The suicidal ideation has become just part of the fabric of her life. "It's an unnecessary early death," she says, "but I'm not just being philosophical when I say I might die that way . . . I don't go around talking about it, but it's common to me. I talk about it to myself a lot."

IN THE MEDICAL community, diagnosing famous dead people is like a parlor game that can't necessarily be won. It is commonly played at conferences or in journals after the more serious papers have been presented. But Jamison takes the game seriously. Because she isn't just trying to make a better diagnosis than her colleagues. She is trying to use the enterprise as a way to draw attention to the unfolding science of manic-depressive illness -- the NIMH estimates that roughly 95 percent of what is known about the brain has been learned in the past 10 years -- and to improvements in psychiatric care. She is using long-dead celebrities to endorse new approaches to diagnosis and treatment. (See story, opposite page.)

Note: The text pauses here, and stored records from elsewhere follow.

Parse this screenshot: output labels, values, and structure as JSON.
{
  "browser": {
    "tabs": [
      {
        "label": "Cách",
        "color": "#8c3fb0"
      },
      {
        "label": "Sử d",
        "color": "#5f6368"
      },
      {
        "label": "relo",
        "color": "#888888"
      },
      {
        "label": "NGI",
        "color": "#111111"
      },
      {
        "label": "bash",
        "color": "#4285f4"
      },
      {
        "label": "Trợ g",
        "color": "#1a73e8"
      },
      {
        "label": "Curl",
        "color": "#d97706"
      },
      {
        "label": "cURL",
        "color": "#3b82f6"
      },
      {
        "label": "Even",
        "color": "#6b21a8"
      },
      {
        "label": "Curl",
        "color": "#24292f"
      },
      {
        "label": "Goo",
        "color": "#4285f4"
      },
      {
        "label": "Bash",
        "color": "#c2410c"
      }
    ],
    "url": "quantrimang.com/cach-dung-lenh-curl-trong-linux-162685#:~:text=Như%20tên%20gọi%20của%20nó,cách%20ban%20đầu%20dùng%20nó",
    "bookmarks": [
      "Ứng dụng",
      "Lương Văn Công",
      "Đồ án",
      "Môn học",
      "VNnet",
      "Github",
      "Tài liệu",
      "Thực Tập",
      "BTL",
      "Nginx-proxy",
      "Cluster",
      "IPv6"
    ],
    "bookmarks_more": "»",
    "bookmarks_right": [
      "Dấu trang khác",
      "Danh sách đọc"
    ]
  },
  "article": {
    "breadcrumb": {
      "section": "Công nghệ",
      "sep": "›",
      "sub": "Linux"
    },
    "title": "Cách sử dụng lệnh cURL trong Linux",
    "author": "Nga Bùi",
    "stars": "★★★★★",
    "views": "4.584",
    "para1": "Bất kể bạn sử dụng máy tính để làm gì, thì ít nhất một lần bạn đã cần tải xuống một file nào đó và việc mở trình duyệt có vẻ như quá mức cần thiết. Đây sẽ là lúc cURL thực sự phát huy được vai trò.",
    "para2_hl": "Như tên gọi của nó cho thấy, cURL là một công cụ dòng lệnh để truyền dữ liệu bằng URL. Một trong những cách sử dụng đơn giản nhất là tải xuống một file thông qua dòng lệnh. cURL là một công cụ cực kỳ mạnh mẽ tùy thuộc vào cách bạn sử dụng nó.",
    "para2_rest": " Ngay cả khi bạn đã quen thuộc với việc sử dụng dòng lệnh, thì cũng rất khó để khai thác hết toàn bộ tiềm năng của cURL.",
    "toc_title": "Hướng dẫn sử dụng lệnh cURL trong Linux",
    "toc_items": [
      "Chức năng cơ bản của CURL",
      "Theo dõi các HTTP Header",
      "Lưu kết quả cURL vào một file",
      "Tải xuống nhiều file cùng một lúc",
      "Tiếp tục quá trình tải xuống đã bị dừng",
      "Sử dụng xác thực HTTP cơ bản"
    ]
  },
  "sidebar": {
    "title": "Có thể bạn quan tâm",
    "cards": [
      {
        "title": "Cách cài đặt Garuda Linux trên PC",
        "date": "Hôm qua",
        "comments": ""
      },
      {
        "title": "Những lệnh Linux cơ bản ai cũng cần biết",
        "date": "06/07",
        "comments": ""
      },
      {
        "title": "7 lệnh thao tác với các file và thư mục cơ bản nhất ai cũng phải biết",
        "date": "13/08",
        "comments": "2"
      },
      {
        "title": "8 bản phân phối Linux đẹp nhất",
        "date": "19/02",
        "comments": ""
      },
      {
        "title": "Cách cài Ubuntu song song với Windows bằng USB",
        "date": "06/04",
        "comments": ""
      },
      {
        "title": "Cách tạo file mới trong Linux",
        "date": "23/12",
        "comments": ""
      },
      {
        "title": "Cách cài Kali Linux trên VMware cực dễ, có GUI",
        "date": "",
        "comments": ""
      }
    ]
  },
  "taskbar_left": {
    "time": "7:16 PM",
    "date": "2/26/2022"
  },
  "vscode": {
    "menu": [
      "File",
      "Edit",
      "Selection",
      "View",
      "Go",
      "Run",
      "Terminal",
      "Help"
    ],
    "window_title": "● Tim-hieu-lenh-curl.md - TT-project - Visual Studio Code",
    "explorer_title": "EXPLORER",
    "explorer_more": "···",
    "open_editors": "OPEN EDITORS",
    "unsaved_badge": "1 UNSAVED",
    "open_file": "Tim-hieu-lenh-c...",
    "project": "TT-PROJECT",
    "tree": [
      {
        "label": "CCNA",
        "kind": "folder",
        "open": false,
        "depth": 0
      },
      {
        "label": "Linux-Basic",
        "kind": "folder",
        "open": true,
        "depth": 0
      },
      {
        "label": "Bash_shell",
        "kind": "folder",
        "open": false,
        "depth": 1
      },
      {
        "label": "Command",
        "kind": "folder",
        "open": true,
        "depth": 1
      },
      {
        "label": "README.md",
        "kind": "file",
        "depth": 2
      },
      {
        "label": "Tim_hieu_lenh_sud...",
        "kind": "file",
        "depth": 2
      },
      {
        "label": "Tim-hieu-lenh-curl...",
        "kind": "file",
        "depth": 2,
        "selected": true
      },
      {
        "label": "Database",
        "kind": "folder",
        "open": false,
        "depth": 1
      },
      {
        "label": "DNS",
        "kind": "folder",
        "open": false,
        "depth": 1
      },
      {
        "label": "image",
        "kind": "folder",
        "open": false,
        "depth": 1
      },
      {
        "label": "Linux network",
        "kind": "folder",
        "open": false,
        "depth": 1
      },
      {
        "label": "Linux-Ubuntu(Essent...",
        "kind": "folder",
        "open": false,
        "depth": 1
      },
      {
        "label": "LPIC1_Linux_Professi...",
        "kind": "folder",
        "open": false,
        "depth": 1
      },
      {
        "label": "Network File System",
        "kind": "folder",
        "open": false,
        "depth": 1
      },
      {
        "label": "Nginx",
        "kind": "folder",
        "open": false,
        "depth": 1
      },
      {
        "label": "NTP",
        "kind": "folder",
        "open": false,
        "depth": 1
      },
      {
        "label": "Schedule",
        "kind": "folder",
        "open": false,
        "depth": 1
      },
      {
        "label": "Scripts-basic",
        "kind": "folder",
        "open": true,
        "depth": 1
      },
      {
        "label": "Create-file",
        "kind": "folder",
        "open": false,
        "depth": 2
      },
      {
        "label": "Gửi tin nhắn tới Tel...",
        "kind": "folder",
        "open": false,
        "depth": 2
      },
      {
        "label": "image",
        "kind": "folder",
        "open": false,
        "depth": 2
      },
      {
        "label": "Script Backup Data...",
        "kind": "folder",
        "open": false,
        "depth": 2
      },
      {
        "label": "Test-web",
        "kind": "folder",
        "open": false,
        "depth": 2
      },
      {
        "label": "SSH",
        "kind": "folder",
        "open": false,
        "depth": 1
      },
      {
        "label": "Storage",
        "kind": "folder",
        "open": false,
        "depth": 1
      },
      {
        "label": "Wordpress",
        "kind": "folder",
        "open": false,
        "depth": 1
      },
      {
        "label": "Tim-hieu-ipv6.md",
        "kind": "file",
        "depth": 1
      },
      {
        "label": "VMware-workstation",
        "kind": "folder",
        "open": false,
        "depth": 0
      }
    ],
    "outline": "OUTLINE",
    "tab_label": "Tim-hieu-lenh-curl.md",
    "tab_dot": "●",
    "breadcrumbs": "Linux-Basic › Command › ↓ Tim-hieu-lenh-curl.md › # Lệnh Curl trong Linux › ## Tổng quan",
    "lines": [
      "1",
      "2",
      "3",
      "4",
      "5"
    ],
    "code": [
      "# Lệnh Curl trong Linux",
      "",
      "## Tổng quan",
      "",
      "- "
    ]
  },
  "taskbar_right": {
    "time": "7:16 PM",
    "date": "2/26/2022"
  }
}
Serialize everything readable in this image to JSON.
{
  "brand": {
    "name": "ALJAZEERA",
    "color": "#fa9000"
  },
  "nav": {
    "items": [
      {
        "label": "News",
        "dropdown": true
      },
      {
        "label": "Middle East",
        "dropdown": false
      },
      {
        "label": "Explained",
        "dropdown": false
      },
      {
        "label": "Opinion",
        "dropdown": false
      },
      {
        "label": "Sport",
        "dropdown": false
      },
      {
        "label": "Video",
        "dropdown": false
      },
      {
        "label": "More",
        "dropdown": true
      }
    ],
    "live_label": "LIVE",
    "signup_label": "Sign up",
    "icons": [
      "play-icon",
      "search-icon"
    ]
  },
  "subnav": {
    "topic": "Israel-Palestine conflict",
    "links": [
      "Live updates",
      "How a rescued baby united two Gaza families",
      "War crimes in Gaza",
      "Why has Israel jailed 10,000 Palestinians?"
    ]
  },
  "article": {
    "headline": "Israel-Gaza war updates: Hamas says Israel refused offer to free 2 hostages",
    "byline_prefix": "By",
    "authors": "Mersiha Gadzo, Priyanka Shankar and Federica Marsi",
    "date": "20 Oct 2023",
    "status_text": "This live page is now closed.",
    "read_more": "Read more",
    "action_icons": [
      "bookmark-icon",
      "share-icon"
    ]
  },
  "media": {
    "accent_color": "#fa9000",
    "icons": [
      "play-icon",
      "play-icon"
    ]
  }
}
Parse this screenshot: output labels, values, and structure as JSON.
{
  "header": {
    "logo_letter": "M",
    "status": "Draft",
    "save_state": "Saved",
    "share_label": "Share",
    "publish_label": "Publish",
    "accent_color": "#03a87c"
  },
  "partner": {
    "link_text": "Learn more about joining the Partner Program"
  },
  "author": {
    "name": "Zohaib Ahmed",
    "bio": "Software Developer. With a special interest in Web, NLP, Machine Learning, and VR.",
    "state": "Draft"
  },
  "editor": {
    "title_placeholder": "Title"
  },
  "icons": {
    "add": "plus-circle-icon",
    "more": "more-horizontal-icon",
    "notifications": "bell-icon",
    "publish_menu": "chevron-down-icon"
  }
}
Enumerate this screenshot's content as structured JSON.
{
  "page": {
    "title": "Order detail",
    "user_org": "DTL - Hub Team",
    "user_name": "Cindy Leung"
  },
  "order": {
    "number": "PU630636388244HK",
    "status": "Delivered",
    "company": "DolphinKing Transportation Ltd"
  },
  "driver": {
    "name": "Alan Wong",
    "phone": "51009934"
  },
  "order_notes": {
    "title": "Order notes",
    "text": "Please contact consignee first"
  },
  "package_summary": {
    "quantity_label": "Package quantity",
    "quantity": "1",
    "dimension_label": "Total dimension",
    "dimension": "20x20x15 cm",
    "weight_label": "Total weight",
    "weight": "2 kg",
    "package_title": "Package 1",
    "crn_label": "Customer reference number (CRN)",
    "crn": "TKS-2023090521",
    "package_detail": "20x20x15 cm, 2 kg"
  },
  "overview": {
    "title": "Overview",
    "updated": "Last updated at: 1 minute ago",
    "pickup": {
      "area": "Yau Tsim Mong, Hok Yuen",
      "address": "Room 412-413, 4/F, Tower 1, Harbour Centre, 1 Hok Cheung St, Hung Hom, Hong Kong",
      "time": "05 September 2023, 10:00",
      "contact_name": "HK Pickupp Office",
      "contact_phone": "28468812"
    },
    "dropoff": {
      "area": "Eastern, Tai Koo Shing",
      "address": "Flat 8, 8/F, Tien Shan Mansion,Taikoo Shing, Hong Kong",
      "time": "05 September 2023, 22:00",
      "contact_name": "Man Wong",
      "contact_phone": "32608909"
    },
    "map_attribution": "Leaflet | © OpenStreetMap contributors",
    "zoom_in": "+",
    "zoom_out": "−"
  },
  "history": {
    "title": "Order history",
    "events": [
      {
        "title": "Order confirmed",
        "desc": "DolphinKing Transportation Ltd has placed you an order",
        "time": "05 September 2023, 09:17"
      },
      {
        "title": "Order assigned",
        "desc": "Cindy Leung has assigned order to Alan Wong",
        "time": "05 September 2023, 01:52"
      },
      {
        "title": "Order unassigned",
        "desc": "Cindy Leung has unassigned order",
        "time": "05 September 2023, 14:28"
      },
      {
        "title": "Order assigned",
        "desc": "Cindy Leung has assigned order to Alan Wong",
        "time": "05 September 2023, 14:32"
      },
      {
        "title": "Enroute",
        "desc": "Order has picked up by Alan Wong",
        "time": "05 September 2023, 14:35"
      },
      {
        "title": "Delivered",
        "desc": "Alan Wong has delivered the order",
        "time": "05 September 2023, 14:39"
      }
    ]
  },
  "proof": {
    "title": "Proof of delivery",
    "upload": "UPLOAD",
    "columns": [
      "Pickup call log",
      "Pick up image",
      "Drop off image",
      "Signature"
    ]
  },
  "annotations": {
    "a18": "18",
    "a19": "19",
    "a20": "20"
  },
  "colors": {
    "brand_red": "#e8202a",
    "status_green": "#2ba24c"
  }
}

Game or no game, posthumous diagnosis is a tricky business. And an active one: Vincent van Gogh, for example, has had over 100 different posthumous diagnoses. Over the years, his work has been cited as a possible "silver lining" for conditions ranging from glaucoma to epilepsy to tinnitus (ringing in the ears.) And, each time, there has been debate on the accuracy of the diagnosis and the implications of linking art to disease. But there is more at stake when trying to make a psychiatric diagnosis stick, because psychiatry carries a stigma that, say, neurology doesn't (even though the line between the two is getting thinner). The mental health field is still trying to battle the impression that its diagnoses are "softer" than those in other health care specialties -- a view that's held even by some psychiatrists and psychologists, who resist the "medicalization" and standardization of mental health care as antithetical to treating the individual problems of individual patients. In traditional psychoanalysis, once the preferred treatment for all mental illness, a diagnosis was what you worked toward, instead of what you started with.

Jamison's work on creativity thrusts her into the middle of the very political science of mental health care. At the theoretical level, there is still a battle being waged between nature and nurture, a battle that too easily breaks down into biology versus psychology or pills versus psychotherapy. At an economic level, psychiatrists, psychologists and social workers are all fighting for the psychotherapy dollar while psychologists are lobbying for a piece of the psychiatrists' prescription-writing privileges. Advocacy groups for the different psychiatric illnesses compete as well. It may seem benign to want to call attention to an illness that, according to the Department of Health and Human Services, will cost the average untreated 25-year-old woman nine years of life, 12 years of normal health and 14 years of activity (including job and child-rearing). But, in the current mental health environment, nothing is benign.

The strongest public attack on Jamison's work has come from a Freudian medical psychologist who sees Touched With Fire as a well-written, thoughtful piece of "propaganda" for modern biological psychiatry. In a 1993 Washington Post review of the book, Saul Rosenzweig, a professor emeritus of psychology and psychiatry at Washington University in St. Louis, called Jamison's medical diagnoses "dubious." He accused her of having a "genetic bias about the origin of manic-depressive illness" and criticized her dependence on "the assumption of a genetic, inherited, unitary disease." (Continued in Part 3)